To be more precise, pre-civilization societies seem to display a uniformly rather high status for women. It is usually first in the ruling classes that the status of women is lowered (the low status then trickles down through society) and the adoption of anti-feminine social arrangements frequently temporally coincides with changes in the military organization of the society. Todd offers the tentative hypothesis that the idea of restructuring social mores in more military efficient but less pro-feminine ways might have appeared originally in very few places in Eurasia (among them the steppe people of northern China) and then, later on, has spread through military conquests and imitation.
Todd offers the following evidence for his thesis. First, the vast majority of hunter/gatherer people that modern anthropologists have described ascribes a high status to woman. Second, a map of Eurasia describing the gradient of woman status circa 1500CE displays the usual appearance of a diffusion process map, with peripheral zones (both in the sense of geography and intensity of cultural contacts) typically exhibiting the conservation of archaic forms and central (ditto) zones exhibiting the newer anti-feminine forms. Third, the archival record displays a clear duality in which royal and higher classes families gradually adopt more and more anti-feminine familial and social arrangements whereas lower classes censuses betray more egalitarian arrangements up to a much later period (though they eventually catch up).
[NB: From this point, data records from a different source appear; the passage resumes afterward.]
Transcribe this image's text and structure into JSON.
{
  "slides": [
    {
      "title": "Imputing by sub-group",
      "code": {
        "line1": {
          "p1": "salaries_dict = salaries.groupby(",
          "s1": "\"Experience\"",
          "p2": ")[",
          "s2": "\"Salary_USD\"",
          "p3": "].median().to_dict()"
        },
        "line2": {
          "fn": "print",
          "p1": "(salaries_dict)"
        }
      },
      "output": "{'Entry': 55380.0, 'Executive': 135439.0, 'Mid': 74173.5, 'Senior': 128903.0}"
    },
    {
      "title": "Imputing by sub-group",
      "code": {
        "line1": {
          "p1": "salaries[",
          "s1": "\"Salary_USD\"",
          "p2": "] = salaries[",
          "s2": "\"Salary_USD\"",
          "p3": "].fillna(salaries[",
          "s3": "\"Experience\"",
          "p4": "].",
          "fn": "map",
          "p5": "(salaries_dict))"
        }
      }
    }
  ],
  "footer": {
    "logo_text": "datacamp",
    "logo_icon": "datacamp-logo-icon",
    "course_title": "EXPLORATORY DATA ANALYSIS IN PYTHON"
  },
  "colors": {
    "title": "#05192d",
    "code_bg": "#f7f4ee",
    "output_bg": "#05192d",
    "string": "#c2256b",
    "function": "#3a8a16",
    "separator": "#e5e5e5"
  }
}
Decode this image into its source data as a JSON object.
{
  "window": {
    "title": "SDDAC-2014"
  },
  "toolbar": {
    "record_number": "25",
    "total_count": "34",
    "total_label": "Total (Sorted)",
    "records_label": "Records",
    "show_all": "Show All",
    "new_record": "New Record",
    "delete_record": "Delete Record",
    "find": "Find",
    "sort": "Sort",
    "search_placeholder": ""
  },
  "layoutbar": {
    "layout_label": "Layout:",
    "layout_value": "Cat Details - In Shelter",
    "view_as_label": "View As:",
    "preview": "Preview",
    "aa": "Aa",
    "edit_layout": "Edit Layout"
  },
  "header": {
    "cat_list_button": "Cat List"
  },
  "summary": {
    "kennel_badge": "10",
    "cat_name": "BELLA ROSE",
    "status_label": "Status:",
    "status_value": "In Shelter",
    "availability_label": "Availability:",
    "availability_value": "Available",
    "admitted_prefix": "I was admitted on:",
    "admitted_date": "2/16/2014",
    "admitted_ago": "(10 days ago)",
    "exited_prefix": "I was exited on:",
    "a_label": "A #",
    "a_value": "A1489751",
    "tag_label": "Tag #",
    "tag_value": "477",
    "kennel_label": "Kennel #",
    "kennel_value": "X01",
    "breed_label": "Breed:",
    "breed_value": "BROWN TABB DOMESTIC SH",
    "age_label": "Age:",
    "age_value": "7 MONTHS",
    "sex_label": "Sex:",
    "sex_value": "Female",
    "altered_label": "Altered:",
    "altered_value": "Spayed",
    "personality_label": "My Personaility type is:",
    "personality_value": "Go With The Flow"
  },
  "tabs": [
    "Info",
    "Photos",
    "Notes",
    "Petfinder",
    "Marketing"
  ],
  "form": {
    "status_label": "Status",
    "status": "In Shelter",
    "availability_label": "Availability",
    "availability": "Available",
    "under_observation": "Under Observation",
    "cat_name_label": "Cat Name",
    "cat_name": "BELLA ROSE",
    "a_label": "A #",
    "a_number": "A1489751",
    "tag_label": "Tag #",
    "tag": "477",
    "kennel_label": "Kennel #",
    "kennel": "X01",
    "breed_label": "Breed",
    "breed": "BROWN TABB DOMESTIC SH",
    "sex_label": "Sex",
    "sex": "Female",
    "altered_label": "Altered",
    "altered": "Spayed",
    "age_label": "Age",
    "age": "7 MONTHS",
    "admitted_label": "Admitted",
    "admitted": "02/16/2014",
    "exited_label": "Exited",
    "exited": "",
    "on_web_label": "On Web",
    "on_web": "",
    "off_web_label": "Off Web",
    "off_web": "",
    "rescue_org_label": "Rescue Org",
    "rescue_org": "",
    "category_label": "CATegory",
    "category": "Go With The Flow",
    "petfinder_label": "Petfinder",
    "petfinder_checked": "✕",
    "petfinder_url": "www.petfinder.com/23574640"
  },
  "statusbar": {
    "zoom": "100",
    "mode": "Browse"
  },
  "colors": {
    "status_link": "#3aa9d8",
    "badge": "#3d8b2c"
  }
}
I don't think this hypothesis can be deemed uncontroversial, but I do recommend skimming the reference for a sample of the evidence in support of it (which is both quite impressive and quite sparse, as it is of course extremely hard to probe the nature of gender relations in past societies, if only because contemporary documents take them for granted).
As an aside, I'll note that seen under this perspective, the relatively rather high status ascribed to women in late medieval, early modern period in England (see for instance the works of Peter Laslett) derives from the peripheral position of the British Isles at the very end of Eurasia. As the attitudes and conceptions of the English speaking world became the de facto international norm because of the disproportionate geopolitical role the United Kingdom and the United States came to play in the XIXth and XXth century, we may attribute the rather high status given to women in the contemporary developed world to the fortuitous later spread of an archaic form originally preserved because of geographical isolation. In a more pessimistic note, the thesis also suggests a factor explaining why historical centers of eurasian civilization (China, northern India, the middle-east, the Arab world) remained largely and very significantly underdeveloped in the XIXth and XXth century: as is well-known, the spread of literacy is highly correlated with a high status of women, so historical centers of civilizations, which had adopted the most "advanced" (we would anachronistically call them backwards) forms of anti-feminine mores, dragged (and still drag, to a large extent) behind peripheral zones in the adoption of widespread literacy.